* [Task goal]: Set each entry down verbatim, omitting images.

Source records
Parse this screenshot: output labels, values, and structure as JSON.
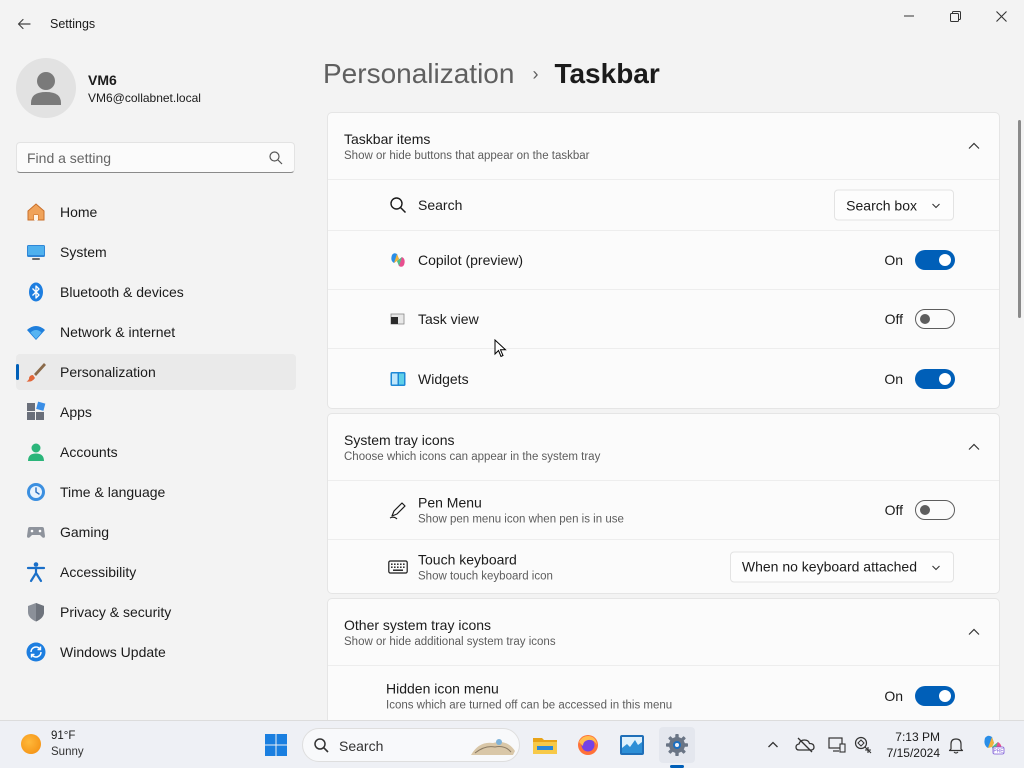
{
  "window": {
    "title": "Settings",
    "back_icon": "arrow-left-icon",
    "controls": [
      "minimize-icon",
      "restore-icon",
      "close-icon"
    ]
  },
  "profile": {
    "name": "VM6",
    "email": "VM6@collabnet.local"
  },
  "search": {
    "placeholder": "Find a setting"
  },
  "nav": {
    "items": [
      {
        "label": "Home",
        "icon": "home-icon"
      },
      {
        "label": "System",
        "icon": "monitor-icon"
      },
      {
        "label": "Bluetooth & devices",
        "icon": "bluetooth-icon"
      },
      {
        "label": "Network & internet",
        "icon": "wifi-icon"
      },
      {
        "label": "Personalization",
        "icon": "brush-icon",
        "selected": true
      },
      {
        "label": "Apps",
        "icon": "apps-icon"
      },
      {
        "label": "Accounts",
        "icon": "person-icon"
      },
      {
        "label": "Time & language",
        "icon": "clock-globe-icon"
      },
      {
        "label": "Gaming",
        "icon": "gamepad-icon"
      },
      {
        "label": "Accessibility",
        "icon": "accessibility-icon"
      },
      {
        "label": "Privacy & security",
        "icon": "shield-icon"
      },
      {
        "label": "Windows Update",
        "icon": "update-icon"
      }
    ]
  },
  "header": {
    "parent": "Personalization",
    "separator": "›",
    "current": "Taskbar"
  },
  "sections": {
    "taskbar_items": {
      "title": "Taskbar items",
      "subtitle": "Show or hide buttons that appear on the taskbar",
      "rows": {
        "search": {
          "label": "Search",
          "value": "Search box"
        },
        "copilot": {
          "label": "Copilot (preview)",
          "state": "On",
          "on": true
        },
        "task_view": {
          "label": "Task view",
          "state": "Off",
          "on": false
        },
        "widgets": {
          "label": "Widgets",
          "state": "On",
          "on": true
        }
      }
    },
    "system_tray": {
      "title": "System tray icons",
      "subtitle": "Choose which icons can appear in the system tray",
      "rows": {
        "pen_menu": {
          "label": "Pen Menu",
          "sub": "Show pen menu icon when pen is in use",
          "state": "Off",
          "on": false
        },
        "touch_keyboard": {
          "label": "Touch keyboard",
          "sub": "Show touch keyboard icon",
          "value": "When no keyboard attached"
        }
      }
    },
    "other_tray": {
      "title": "Other system tray icons",
      "subtitle": "Show or hide additional system tray icons",
      "rows": {
        "hidden_icon_menu": {
          "label": "Hidden icon menu",
          "sub": "Icons which are turned off can be accessed in this menu",
          "state": "On",
          "on": true
        }
      }
    }
  },
  "taskbar": {
    "weather": {
      "temp": "91°F",
      "condition": "Sunny"
    },
    "search_label": "Search",
    "apps": [
      "windows-start-icon",
      "file-explorer-icon",
      "firefox-icon",
      "task-manager-icon",
      "settings-gear-icon"
    ],
    "tray": [
      "chevron-up-icon",
      "onedrive-offline-icon",
      "display-icon",
      "language-icon",
      "notification-bell-icon",
      "copilot-icon"
    ],
    "clock": {
      "time": "7:13 PM",
      "date": "7/15/2024"
    }
  },
  "colors": {
    "accent": "#005fb8",
    "background": "#f3f3f3",
    "card": "#fbfbfb"
  }
}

* [Response box]:
Parse this screenshot: output labels, values, and structure as JSON.
{
  "window": {
    "title": "Settings",
    "back_icon": "arrow-left-icon",
    "controls": [
      "minimize-icon",
      "restore-icon",
      "close-icon"
    ]
  },
  "profile": {
    "name": "VM6",
    "email": "VM6@collabnet.local"
  },
  "search": {
    "placeholder": "Find a setting"
  },
  "nav": {
    "items": [
      {
        "label": "Home",
        "icon": "home-icon"
      },
      {
        "label": "System",
        "icon": "monitor-icon"
      },
      {
        "label": "Bluetooth & devices",
        "icon": "bluetooth-icon"
      },
      {
        "label": "Network & internet",
        "icon": "wifi-icon"
      },
      {
        "label": "Personalization",
        "icon": "brush-icon",
        "selected": true
      },
      {
        "label": "Apps",
        "icon": "apps-icon"
      },
      {
        "label": "Accounts",
        "icon": "person-icon"
      },
      {
        "label": "Time & language",
        "icon": "clock-globe-icon"
      },
      {
        "label": "Gaming",
        "icon": "gamepad-icon"
      },
      {
        "label": "Accessibility",
        "icon": "accessibility-icon"
      },
      {
        "label": "Privacy & security",
        "icon": "shield-icon"
      },
      {
        "label": "Windows Update",
        "icon": "update-icon"
      }
    ]
  },
  "header": {
    "parent": "Personalization",
    "separator": "›",
    "current": "Taskbar"
  },
  "sections": {
    "taskbar_items": {
      "title": "Taskbar items",
      "subtitle": "Show or hide buttons that appear on the taskbar",
      "rows": {
        "search": {
          "label": "Search",
          "value": "Search box"
        },
        "copilot": {
          "label": "Copilot (preview)",
          "state": "On",
          "on": true
        },
        "task_view": {
          "label": "Task view",
          "state": "Off",
          "on": false
        },
        "widgets": {
          "label": "Widgets",
          "state": "On",
          "on": true
        }
      }
    },
    "system_tray": {
      "title": "System tray icons",
      "subtitle": "Choose which icons can appear in the system tray",
      "rows": {
        "pen_menu": {
          "label": "Pen Menu",
          "sub": "Show pen menu icon when pen is in use",
          "state": "Off",
          "on": false
        },
        "touch_keyboard": {
          "label": "Touch keyboard",
          "sub": "Show touch keyboard icon",
          "value": "When no keyboard attached"
        }
      }
    },
    "other_tray": {
      "title": "Other system tray icons",
      "subtitle": "Show or hide additional system tray icons",
      "rows": {
        "hidden_icon_menu": {
          "label": "Hidden icon menu",
          "sub": "Icons which are turned off can be accessed in this menu",
          "state": "On",
          "on": true
        }
      }
    }
  },
  "taskbar": {
    "weather": {
      "temp": "91°F",
      "condition": "Sunny"
    },
    "search_label": "Search",
    "apps": [
      "windows-start-icon",
      "file-explorer-icon",
      "firefox-icon",
      "task-manager-icon",
      "settings-gear-icon"
    ],
    "tray": [
      "chevron-up-icon",
      "onedrive-offline-icon",
      "display-icon",
      "language-icon",
      "notification-bell-icon",
      "copilot-icon"
    ],
    "clock": {
      "time": "7:13 PM",
      "date": "7/15/2024"
    }
  },
  "colors": {
    "accent": "#005fb8",
    "background": "#f3f3f3",
    "card": "#fbfbfb"
  }
}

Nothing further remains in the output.